With the justices deadlocked, the issues raised do not go undecided but are resolved by one or more of the 12 United States Courts of Appeals who will have the final say on the questions. There are hundreds of judges on these appeals courts who have been through the normal confirmation process and are as a group far more diverse geographically, politically, and educationally than the justices who sit on the Supreme Court. As Justice Sotomayor said recently, the Supreme Court is “never going to be a melting pot reflective of this country.” Leaving the issues to these well-qualified judges is much more akin to kissing your girlfriend than your sister.
The most common concern about an evenly divided Supreme Court is that there are cases where national uniformity is required, and all Americans, regardless of political affiliation, will be hurt unless the court, or at least a majority of the court, speaks with one voice. This need might exist with respect to cases involving federal statutes like the labor or anti-trust laws where a national rule is needed for people and businesses to plan their transactions.

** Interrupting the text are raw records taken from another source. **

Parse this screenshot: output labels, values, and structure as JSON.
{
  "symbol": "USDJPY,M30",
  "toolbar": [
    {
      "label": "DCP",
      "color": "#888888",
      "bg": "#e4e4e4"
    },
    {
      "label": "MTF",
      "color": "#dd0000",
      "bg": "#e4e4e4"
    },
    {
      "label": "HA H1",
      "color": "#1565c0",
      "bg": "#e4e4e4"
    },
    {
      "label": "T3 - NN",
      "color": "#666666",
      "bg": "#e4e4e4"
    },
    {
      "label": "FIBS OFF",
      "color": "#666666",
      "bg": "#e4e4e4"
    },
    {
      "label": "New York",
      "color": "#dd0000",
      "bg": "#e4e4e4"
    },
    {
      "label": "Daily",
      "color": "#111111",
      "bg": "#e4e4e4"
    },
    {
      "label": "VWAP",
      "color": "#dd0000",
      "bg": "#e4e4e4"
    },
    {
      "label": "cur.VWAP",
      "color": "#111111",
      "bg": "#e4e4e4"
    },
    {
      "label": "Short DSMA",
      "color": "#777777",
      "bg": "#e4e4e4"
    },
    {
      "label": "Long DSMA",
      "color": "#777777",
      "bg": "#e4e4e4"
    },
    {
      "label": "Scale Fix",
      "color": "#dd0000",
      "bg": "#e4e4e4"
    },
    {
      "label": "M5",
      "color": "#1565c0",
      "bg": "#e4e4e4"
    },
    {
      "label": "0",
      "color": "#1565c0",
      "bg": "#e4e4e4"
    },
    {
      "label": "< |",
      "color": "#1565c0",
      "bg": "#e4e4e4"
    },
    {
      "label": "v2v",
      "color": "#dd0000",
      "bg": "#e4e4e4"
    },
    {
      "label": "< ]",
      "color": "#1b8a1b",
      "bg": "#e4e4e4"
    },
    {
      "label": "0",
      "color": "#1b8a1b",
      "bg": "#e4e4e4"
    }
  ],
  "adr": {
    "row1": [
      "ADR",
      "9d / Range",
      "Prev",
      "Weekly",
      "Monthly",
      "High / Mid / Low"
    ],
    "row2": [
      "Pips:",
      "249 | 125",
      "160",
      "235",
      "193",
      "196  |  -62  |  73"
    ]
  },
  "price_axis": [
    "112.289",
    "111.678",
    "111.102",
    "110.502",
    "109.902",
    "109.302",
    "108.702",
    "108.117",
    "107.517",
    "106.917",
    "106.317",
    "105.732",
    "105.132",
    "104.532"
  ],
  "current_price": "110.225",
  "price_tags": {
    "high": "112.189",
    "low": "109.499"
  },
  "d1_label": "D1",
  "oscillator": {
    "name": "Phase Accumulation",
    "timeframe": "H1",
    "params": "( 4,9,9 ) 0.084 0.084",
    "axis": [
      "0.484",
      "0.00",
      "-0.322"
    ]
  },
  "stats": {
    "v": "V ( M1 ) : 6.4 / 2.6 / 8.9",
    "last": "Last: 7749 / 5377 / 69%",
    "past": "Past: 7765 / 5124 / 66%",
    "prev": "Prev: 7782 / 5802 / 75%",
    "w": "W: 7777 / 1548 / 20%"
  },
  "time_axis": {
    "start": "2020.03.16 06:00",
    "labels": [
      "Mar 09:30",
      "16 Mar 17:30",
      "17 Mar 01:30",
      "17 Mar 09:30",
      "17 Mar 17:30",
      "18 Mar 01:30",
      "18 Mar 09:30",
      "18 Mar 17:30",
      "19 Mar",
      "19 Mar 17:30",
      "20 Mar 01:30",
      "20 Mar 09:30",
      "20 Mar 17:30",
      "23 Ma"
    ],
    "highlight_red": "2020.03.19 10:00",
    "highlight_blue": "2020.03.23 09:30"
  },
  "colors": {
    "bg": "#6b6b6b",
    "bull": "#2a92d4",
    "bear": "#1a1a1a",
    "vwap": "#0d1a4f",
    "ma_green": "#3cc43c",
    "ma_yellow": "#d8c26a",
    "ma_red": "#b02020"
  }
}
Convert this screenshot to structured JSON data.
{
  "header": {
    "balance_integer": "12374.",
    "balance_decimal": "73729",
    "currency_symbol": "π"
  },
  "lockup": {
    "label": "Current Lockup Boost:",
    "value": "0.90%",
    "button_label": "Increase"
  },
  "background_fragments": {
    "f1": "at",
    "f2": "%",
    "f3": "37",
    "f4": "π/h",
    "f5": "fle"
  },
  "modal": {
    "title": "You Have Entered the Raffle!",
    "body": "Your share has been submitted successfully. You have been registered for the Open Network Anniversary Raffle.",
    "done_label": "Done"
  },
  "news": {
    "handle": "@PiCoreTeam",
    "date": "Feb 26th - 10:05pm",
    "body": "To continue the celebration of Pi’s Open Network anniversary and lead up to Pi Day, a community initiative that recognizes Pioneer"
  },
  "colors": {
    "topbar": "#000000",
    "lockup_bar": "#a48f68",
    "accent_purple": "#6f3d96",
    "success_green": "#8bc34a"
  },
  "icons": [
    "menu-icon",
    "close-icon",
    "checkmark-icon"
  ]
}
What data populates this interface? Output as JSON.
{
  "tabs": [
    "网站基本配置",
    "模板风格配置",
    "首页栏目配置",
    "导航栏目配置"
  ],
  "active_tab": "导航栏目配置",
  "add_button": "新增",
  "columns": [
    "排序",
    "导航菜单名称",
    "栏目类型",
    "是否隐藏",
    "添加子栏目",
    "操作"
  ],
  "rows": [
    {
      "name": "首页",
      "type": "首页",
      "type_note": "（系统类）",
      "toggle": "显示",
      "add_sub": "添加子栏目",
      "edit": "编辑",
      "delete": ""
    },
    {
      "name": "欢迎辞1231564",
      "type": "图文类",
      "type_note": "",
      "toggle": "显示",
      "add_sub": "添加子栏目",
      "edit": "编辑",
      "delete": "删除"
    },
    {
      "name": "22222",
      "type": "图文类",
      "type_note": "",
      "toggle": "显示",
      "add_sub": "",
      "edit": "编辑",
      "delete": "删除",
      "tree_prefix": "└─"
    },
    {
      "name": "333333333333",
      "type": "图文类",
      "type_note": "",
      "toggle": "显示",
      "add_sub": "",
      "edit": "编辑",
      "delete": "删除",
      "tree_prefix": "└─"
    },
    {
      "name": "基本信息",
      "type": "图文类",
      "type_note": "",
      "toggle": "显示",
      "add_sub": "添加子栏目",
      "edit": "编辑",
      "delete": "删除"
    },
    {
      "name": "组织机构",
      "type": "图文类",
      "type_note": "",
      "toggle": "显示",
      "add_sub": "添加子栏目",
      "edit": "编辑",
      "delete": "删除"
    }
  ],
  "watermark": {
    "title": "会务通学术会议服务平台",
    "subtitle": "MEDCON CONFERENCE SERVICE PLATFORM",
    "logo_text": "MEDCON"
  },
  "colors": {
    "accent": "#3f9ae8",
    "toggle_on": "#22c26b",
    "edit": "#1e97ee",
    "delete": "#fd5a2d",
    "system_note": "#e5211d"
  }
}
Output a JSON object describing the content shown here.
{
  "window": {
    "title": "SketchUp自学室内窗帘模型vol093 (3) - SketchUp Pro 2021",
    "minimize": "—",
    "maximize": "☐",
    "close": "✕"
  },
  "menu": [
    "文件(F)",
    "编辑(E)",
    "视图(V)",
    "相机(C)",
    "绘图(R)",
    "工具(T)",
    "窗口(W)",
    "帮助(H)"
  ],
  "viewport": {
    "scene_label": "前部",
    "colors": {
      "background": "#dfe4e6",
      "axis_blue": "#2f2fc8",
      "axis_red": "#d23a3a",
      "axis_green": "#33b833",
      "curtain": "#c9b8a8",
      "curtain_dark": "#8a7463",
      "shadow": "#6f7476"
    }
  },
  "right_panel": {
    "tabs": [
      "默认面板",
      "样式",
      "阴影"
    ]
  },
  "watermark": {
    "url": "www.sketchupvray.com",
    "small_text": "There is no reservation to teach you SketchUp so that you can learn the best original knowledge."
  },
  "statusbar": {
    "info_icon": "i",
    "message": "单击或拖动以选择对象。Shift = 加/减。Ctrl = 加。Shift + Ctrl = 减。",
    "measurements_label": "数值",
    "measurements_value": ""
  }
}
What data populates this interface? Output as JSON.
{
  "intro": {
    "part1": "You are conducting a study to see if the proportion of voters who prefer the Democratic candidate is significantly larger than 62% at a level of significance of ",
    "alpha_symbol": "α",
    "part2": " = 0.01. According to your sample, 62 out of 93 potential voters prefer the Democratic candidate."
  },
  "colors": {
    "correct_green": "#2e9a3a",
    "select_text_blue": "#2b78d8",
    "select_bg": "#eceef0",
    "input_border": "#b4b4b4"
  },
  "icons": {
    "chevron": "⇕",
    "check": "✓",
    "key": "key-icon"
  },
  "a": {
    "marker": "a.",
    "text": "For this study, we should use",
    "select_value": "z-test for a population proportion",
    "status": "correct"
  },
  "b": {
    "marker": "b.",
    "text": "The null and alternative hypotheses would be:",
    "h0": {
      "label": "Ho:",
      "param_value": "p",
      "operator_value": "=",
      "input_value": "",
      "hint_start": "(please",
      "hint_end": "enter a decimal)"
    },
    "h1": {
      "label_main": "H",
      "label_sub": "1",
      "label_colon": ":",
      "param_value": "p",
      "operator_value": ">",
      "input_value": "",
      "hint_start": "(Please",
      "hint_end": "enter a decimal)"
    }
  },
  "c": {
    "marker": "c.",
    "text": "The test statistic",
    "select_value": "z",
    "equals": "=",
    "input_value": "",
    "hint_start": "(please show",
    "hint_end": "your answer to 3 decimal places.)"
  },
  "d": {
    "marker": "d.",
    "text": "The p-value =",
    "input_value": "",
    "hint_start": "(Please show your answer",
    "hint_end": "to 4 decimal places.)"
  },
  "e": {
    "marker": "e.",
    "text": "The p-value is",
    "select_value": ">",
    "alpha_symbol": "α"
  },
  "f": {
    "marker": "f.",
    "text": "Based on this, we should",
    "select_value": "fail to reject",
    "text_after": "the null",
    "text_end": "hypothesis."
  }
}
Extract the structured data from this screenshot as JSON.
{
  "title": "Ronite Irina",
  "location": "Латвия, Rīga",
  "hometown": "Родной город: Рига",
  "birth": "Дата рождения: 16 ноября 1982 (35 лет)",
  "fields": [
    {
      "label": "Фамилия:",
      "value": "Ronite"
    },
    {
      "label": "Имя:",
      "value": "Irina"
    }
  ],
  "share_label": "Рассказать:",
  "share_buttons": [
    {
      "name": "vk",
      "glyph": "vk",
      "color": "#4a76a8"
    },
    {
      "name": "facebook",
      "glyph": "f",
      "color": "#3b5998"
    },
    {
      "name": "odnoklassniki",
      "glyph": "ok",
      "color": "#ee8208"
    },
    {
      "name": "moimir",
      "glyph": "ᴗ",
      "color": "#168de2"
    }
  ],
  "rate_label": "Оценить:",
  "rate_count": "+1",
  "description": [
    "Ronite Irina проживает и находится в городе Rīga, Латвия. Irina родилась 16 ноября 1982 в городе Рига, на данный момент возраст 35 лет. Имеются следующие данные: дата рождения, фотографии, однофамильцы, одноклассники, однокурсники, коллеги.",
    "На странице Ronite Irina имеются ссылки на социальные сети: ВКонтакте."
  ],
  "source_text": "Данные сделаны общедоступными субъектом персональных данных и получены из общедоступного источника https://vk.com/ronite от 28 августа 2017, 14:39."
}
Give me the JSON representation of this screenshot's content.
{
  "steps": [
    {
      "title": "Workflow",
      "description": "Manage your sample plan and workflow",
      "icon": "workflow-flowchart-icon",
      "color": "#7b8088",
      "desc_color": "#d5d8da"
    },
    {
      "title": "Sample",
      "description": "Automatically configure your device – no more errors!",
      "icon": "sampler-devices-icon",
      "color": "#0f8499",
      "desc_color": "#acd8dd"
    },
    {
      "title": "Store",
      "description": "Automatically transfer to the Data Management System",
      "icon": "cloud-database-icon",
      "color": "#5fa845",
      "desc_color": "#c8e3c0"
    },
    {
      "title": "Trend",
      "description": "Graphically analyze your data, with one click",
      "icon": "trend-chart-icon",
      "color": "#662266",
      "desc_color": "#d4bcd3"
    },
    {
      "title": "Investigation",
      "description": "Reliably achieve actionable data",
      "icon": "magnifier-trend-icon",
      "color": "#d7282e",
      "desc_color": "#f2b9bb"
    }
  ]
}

But this fear is vastly overstated. The Supreme Court decides only about 75 cases a year, amounting to fewer than 1 percent of all federal cases. We don’t worry about uniformity in the 99 percent of cases the court never hears.
In addition, of the cases the court does hear, only about 20 percent are decided by 5-4 votes. Most of those, while important, do not raise uniformity issues. Moreover, if a national rule is urgently needed for economic or other reasons, the justices will in all likelihood recognize that need and act accordingly, especially if an evenly divided court were to be a permanent aspect of our legal system.
In contrast to the possible (and mostly hypothetical) uniformity costs, there is one overwhelmingly positive byproduct of an evenly divided Supreme Court. There have been eras in American history when a court dominated by five or more liberals or five or more conservatives has been able to efficiently impose its personal and political agendas on the American people. Between 1900 and 1936, for example, a conservative and out-of-touch court consistently overturned progressive legislation dealing with workers’ rights and safety, including a federal law on child labor. The liberal Warren Court of the 1960s and the early Burger Court of the early 1970s created new constitutional rights that many people opposed. And more recently the Rehnquist and Roberts Courts have made it much harder for plaintiffs to successfully litigate habeas corpus, class-action, and civil-rights cases.
Regardless of where one stands on these controversial issues, if we are going to delegate them to a small governmental body composed of nine elite layers, we should insist on better checks and balances to make it just a little more difficult for that body to impose its will. The Senate adopting a bipartisan norm that the court has to be evenly divided among liberals and conservatives might be a great place to start.